Directions for this task: Every line below that has the word "Personalpronomen" counts once; report how many lines that makes, with no other words.

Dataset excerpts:

◆ ◆ ◆ ◆ ◆ ◆ ◆

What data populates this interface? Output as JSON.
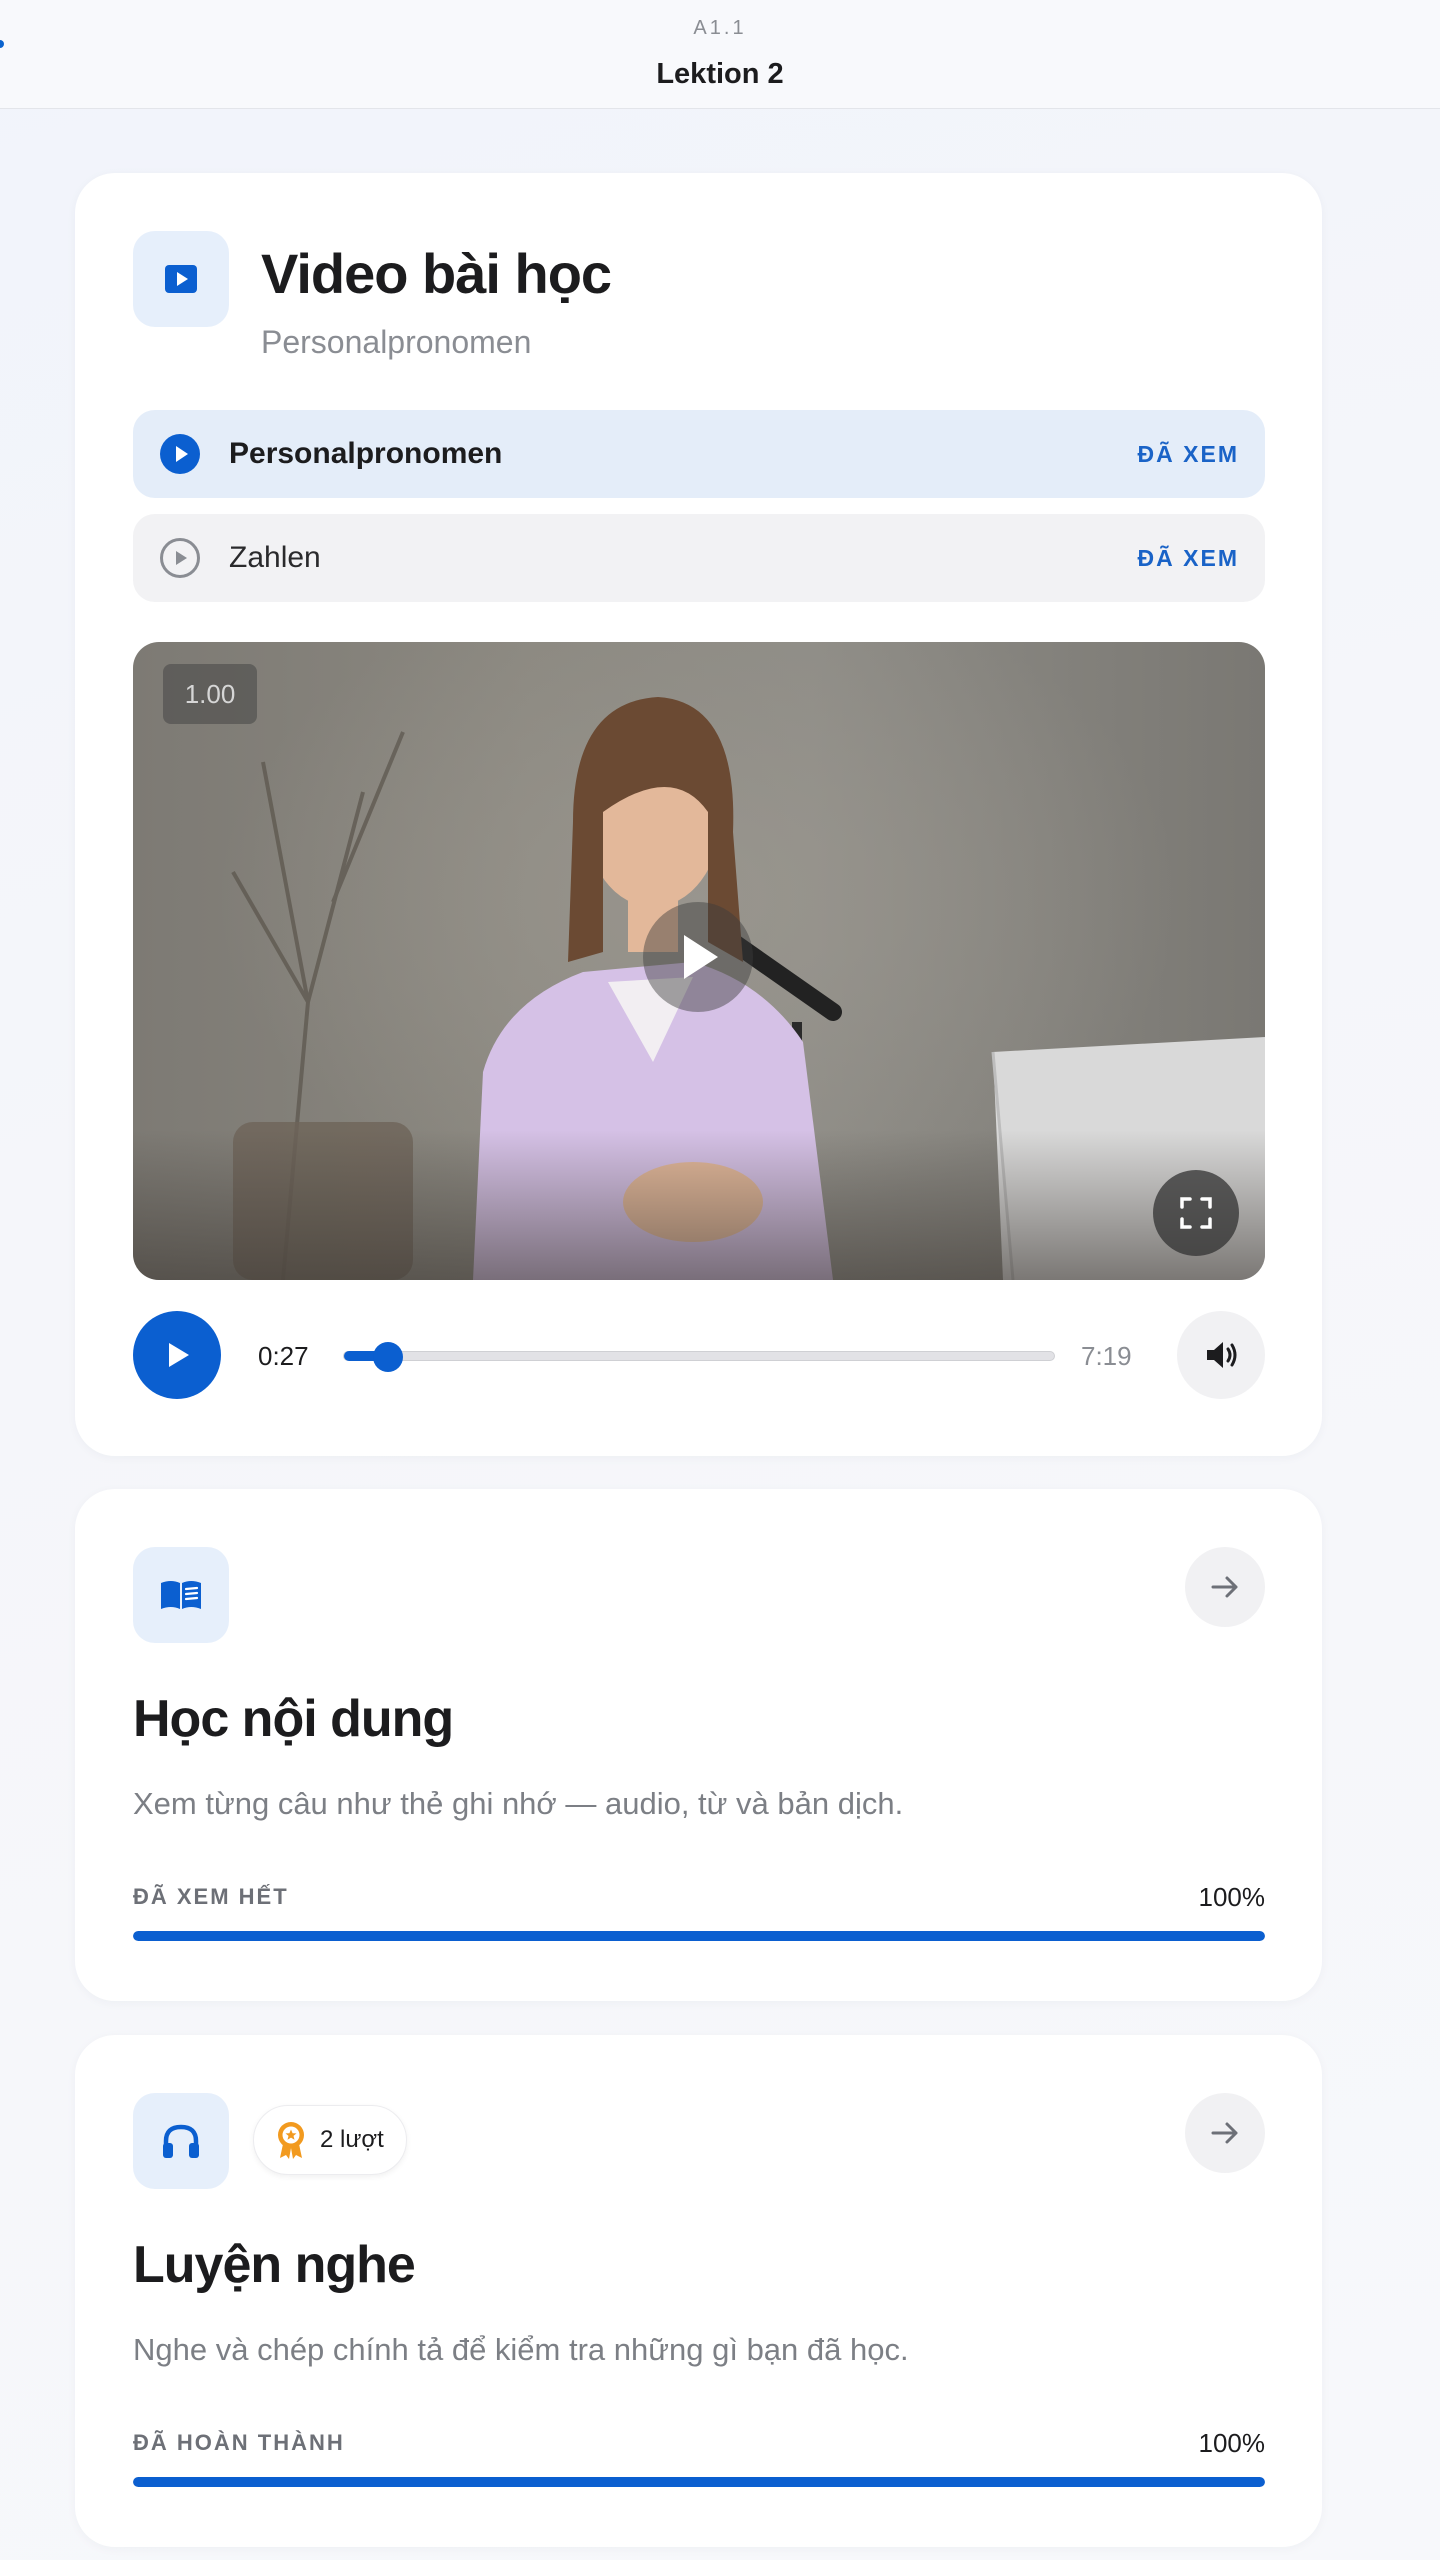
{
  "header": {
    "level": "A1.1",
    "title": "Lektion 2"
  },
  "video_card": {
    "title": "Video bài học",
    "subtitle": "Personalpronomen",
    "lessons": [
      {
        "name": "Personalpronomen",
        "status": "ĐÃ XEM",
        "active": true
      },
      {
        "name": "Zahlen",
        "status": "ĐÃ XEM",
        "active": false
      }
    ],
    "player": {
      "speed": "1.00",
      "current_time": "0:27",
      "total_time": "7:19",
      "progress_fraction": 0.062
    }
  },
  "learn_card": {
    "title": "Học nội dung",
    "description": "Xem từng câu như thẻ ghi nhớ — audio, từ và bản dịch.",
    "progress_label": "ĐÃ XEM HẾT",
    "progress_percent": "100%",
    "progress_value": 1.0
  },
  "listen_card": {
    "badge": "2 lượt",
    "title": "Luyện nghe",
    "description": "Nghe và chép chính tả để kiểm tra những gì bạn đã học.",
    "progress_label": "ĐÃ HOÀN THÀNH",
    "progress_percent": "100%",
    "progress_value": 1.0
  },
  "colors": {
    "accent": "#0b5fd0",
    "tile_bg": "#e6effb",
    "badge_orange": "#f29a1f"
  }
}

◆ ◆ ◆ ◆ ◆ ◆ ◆

Response to this task: 2